▸ **Task prompt**
A word-for-word restatement of the whole listing is the expected answer.

━━━━━━━━━━

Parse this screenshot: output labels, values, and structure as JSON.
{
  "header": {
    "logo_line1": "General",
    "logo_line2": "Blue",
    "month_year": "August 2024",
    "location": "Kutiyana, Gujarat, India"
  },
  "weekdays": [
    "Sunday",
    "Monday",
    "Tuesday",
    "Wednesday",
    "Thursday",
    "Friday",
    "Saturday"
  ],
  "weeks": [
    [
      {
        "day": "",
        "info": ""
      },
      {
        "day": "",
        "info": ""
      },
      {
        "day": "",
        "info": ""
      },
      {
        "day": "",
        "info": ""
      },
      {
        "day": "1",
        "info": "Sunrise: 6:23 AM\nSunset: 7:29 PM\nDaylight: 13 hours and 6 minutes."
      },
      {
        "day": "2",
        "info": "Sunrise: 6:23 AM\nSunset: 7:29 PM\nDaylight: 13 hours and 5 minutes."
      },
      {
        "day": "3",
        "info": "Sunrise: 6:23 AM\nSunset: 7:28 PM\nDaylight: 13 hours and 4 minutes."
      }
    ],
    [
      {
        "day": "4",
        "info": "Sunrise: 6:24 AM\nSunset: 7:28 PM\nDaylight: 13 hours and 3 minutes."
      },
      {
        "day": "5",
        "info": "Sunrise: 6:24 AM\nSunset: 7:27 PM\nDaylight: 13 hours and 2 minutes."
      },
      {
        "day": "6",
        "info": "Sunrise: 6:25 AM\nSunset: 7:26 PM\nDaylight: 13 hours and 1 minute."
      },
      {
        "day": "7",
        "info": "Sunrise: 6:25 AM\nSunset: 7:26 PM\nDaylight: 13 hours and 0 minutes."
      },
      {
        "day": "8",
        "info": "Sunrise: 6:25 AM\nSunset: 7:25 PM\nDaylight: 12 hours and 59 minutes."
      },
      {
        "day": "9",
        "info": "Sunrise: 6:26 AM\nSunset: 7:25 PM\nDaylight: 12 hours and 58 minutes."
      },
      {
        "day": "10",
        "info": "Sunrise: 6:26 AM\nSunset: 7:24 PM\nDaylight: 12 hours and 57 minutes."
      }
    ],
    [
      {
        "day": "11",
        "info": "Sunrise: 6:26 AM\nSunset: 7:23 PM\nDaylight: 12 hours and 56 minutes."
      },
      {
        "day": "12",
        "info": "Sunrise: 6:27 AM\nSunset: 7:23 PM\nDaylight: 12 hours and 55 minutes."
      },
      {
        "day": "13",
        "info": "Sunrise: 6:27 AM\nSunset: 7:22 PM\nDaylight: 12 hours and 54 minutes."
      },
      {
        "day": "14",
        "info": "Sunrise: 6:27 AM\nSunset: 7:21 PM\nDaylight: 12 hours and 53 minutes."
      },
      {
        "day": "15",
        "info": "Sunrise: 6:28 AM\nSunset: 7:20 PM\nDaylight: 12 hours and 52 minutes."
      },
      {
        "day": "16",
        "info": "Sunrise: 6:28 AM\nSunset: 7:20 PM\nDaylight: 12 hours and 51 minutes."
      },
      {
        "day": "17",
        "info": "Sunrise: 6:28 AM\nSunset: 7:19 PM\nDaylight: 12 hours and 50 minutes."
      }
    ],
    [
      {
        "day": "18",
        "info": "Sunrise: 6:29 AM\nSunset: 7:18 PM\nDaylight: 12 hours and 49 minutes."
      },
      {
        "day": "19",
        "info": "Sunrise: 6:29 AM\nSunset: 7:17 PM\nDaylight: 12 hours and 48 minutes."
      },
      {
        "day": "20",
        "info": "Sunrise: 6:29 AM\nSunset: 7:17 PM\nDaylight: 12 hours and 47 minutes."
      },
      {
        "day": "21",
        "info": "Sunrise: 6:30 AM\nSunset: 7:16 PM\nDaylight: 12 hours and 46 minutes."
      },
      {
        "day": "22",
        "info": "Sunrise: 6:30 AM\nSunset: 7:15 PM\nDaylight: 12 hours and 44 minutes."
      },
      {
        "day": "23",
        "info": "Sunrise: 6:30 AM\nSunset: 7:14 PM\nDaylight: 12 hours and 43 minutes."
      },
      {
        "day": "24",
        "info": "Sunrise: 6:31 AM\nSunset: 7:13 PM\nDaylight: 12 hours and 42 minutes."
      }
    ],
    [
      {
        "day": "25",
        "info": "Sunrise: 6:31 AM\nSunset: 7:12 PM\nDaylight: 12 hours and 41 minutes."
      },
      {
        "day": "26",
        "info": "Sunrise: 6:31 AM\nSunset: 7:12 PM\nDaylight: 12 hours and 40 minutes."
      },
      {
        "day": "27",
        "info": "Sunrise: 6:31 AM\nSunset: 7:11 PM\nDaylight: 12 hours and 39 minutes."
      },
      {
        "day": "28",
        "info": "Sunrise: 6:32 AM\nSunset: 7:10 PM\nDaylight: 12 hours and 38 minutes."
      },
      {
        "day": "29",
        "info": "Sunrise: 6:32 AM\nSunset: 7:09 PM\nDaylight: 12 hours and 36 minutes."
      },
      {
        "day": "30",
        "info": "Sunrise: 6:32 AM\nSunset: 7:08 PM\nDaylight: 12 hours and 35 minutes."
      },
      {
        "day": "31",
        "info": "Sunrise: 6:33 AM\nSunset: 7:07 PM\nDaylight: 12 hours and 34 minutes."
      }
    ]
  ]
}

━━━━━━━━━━

▸ **Written solution**
Parse this screenshot: output labels, values, and structure as JSON.
{
  "header": {
    "logo_line1": "General",
    "logo_line2": "Blue",
    "month_year": "August 2024",
    "location": "Kutiyana, Gujarat, India"
  },
  "weekdays": [
    "Sunday",
    "Monday",
    "Tuesday",
    "Wednesday",
    "Thursday",
    "Friday",
    "Saturday"
  ],
  "weeks": [
    [
      {
        "day": "",
        "info": ""
      },
      {
        "day": "",
        "info": ""
      },
      {
        "day": "",
        "info": ""
      },
      {
        "day": "",
        "info": ""
      },
      {
        "day": "1",
        "info": "Sunrise: 6:23 AM\nSunset: 7:29 PM\nDaylight: 13 hours and 6 minutes."
      },
      {
        "day": "2",
        "info": "Sunrise: 6:23 AM\nSunset: 7:29 PM\nDaylight: 13 hours and 5 minutes."
      },
      {
        "day": "3",
        "info": "Sunrise: 6:23 AM\nSunset: 7:28 PM\nDaylight: 13 hours and 4 minutes."
      }
    ],
    [
      {
        "day": "4",
        "info": "Sunrise: 6:24 AM\nSunset: 7:28 PM\nDaylight: 13 hours and 3 minutes."
      },
      {
        "day": "5",
        "info": "Sunrise: 6:24 AM\nSunset: 7:27 PM\nDaylight: 13 hours and 2 minutes."
      },
      {
        "day": "6",
        "info": "Sunrise: 6:25 AM\nSunset: 7:26 PM\nDaylight: 13 hours and 1 minute."
      },
      {
        "day": "7",
        "info": "Sunrise: 6:25 AM\nSunset: 7:26 PM\nDaylight: 13 hours and 0 minutes."
      },
      {
        "day": "8",
        "info": "Sunrise: 6:25 AM\nSunset: 7:25 PM\nDaylight: 12 hours and 59 minutes."
      },
      {
        "day": "9",
        "info": "Sunrise: 6:26 AM\nSunset: 7:25 PM\nDaylight: 12 hours and 58 minutes."
      },
      {
        "day": "10",
        "info": "Sunrise: 6:26 AM\nSunset: 7:24 PM\nDaylight: 12 hours and 57 minutes."
      }
    ],
    [
      {
        "day": "11",
        "info": "Sunrise: 6:26 AM\nSunset: 7:23 PM\nDaylight: 12 hours and 56 minutes."
      },
      {
        "day": "12",
        "info": "Sunrise: 6:27 AM\nSunset: 7:23 PM\nDaylight: 12 hours and 55 minutes."
      },
      {
        "day": "13",
        "info": "Sunrise: 6:27 AM\nSunset: 7:22 PM\nDaylight: 12 hours and 54 minutes."
      },
      {
        "day": "14",
        "info": "Sunrise: 6:27 AM\nSunset: 7:21 PM\nDaylight: 12 hours and 53 minutes."
      },
      {
        "day": "15",
        "info": "Sunrise: 6:28 AM\nSunset: 7:20 PM\nDaylight: 12 hours and 52 minutes."
      },
      {
        "day": "16",
        "info": "Sunrise: 6:28 AM\nSunset: 7:20 PM\nDaylight: 12 hours and 51 minutes."
      },
      {
        "day": "17",
        "info": "Sunrise: 6:28 AM\nSunset: 7:19 PM\nDaylight: 12 hours and 50 minutes."
      }
    ],
    [
      {
        "day": "18",
        "info": "Sunrise: 6:29 AM\nSunset: 7:18 PM\nDaylight: 12 hours and 49 minutes."
      },
      {
        "day": "19",
        "info": "Sunrise: 6:29 AM\nSunset: 7:17 PM\nDaylight: 12 hours and 48 minutes."
      },
      {
        "day": "20",
        "info": "Sunrise: 6:29 AM\nSunset: 7:17 PM\nDaylight: 12 hours and 47 minutes."
      },
      {
        "day": "21",
        "info": "Sunrise: 6:30 AM\nSunset: 7:16 PM\nDaylight: 12 hours and 46 minutes."
      },
      {
        "day": "22",
        "info": "Sunrise: 6:30 AM\nSunset: 7:15 PM\nDaylight: 12 hours and 44 minutes."
      },
      {
        "day": "23",
        "info": "Sunrise: 6:30 AM\nSunset: 7:14 PM\nDaylight: 12 hours and 43 minutes."
      },
      {
        "day": "24",
        "info": "Sunrise: 6:31 AM\nSunset: 7:13 PM\nDaylight: 12 hours and 42 minutes."
      }
    ],
    [
      {
        "day": "25",
        "info": "Sunrise: 6:31 AM\nSunset: 7:12 PM\nDaylight: 12 hours and 41 minutes."
      },
      {
        "day": "26",
        "info": "Sunrise: 6:31 AM\nSunset: 7:12 PM\nDaylight: 12 hours and 40 minutes."
      },
      {
        "day": "27",
        "info": "Sunrise: 6:31 AM\nSunset: 7:11 PM\nDaylight: 12 hours and 39 minutes."
      },
      {
        "day": "28",
        "info": "Sunrise: 6:32 AM\nSunset: 7:10 PM\nDaylight: 12 hours and 38 minutes."
      },
      {
        "day": "29",
        "info": "Sunrise: 6:32 AM\nSunset: 7:09 PM\nDaylight: 12 hours and 36 minutes."
      },
      {
        "day": "30",
        "info": "Sunrise: 6:32 AM\nSunset: 7:08 PM\nDaylight: 12 hours and 35 minutes."
      },
      {
        "day": "31",
        "info": "Sunrise: 6:33 AM\nSunset: 7:07 PM\nDaylight: 12 hours and 34 minutes."
      }
    ]
  ]
}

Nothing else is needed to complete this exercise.